§ **WORK ORDER**:
Search the data for "Bangladesh". Return each matching line.

Excerpts from a dataset:
* * *

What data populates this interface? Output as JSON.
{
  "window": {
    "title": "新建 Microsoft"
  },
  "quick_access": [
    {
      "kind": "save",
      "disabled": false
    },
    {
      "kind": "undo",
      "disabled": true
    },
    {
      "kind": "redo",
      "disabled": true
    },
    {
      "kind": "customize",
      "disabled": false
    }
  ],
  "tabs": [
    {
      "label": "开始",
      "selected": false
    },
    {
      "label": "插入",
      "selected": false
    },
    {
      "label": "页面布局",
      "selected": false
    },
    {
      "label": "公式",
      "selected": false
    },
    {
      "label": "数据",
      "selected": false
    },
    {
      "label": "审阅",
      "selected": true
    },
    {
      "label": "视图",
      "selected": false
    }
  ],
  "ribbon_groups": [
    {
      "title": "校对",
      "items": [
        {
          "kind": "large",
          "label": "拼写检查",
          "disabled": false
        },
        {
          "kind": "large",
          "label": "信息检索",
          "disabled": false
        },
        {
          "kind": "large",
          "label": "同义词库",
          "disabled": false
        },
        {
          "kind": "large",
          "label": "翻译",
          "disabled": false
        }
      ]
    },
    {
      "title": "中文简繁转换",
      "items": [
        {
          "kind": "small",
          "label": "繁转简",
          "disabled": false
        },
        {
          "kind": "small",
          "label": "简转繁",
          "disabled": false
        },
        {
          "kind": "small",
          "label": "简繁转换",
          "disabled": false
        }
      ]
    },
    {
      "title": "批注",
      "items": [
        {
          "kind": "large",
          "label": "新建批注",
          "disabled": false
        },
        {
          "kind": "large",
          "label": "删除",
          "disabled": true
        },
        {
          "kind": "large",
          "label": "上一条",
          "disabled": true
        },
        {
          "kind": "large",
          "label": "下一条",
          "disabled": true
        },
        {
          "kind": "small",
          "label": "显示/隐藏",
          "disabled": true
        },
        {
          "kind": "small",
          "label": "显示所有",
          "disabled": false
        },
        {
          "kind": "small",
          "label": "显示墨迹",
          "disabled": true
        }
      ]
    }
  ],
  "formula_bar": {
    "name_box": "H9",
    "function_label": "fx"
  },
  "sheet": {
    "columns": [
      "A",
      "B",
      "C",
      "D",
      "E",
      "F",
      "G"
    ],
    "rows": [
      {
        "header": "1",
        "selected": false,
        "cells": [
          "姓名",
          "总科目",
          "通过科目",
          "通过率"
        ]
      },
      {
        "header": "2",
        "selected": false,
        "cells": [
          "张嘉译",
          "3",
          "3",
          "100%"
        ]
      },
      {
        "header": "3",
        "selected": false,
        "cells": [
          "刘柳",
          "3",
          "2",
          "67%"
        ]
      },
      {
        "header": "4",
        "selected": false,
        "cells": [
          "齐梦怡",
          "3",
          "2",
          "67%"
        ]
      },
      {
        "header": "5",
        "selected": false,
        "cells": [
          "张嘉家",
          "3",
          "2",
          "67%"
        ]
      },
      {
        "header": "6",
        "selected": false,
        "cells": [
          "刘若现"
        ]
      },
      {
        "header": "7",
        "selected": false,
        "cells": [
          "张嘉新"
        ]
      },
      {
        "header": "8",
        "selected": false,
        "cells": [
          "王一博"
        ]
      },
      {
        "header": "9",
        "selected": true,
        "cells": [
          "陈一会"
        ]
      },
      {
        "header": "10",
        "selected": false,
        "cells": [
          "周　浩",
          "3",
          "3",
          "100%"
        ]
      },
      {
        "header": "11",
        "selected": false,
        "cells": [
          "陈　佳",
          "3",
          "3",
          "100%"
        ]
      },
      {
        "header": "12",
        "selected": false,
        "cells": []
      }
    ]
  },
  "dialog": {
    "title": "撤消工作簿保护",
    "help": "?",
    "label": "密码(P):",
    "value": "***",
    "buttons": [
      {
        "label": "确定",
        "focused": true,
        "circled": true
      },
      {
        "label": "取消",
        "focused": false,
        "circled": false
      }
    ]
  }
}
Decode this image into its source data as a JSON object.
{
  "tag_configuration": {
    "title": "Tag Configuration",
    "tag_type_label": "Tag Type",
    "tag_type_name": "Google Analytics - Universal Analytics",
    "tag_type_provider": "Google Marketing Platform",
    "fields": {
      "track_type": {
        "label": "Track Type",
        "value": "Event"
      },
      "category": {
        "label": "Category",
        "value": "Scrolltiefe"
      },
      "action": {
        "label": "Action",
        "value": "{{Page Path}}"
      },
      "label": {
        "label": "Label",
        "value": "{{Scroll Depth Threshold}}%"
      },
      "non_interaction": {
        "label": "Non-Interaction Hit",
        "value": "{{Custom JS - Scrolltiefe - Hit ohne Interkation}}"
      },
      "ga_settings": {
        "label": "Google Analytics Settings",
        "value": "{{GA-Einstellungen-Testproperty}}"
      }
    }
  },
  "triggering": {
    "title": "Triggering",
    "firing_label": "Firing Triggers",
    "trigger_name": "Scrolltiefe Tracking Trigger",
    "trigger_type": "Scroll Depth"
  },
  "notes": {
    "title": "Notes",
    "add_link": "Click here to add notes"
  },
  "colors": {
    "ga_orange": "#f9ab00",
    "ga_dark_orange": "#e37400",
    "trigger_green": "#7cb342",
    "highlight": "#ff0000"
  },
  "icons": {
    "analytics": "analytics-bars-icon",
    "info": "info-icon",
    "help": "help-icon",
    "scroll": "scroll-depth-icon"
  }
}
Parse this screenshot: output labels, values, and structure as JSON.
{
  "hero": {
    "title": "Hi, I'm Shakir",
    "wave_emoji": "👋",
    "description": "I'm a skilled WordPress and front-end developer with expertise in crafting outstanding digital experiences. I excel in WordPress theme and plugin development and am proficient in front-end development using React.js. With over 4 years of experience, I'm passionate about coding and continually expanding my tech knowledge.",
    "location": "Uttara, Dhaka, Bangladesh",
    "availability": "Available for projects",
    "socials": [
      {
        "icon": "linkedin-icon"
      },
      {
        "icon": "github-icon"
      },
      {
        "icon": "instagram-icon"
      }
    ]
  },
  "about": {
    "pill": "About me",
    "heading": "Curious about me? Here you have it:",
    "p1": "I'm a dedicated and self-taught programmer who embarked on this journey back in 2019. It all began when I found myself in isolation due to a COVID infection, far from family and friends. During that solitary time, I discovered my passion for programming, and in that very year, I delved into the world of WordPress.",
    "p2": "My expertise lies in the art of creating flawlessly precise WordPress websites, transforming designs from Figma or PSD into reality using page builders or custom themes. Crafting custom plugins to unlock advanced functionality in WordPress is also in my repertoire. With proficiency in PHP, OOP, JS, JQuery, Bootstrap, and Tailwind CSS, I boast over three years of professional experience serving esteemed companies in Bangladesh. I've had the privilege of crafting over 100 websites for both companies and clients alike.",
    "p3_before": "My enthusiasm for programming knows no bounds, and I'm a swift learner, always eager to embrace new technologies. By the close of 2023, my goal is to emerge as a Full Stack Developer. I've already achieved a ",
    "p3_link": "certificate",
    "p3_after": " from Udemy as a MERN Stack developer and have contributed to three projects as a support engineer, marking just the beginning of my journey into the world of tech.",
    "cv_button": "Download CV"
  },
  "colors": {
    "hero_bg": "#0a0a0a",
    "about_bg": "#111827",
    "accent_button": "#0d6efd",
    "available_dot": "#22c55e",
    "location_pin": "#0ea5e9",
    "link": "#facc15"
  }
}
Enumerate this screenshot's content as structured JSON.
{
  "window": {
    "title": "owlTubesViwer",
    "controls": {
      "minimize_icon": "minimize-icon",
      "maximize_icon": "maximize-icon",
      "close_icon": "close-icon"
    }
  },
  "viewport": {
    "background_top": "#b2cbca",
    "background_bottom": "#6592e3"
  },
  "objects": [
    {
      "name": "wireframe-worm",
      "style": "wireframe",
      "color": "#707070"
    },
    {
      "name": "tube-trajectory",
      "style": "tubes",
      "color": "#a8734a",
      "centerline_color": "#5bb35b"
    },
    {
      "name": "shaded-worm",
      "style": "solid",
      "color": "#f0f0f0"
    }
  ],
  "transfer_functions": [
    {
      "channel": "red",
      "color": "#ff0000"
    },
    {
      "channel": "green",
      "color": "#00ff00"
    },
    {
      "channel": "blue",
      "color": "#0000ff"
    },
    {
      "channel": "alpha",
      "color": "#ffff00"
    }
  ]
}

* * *

§ **WRITTEN ANSWER**:
    "location": "Uttara, Dhaka, Bangladesh",
    "p2": "My expertise lies in the art of creating flawlessly precise WordPress websites, transforming designs from Figma or PSD into reality using page builders or custom themes. Crafting custom plugins to unlock advanced functionality in WordPress is also in my repertoire. With proficiency in PHP, OOP, JS, JQuery, Bootstrap, and Tailwind CSS, I boast over three years of professional experience serving esteemed companies in Bangladesh. I've had the privilege of crafting over 100 websites for both companies and clients alike.",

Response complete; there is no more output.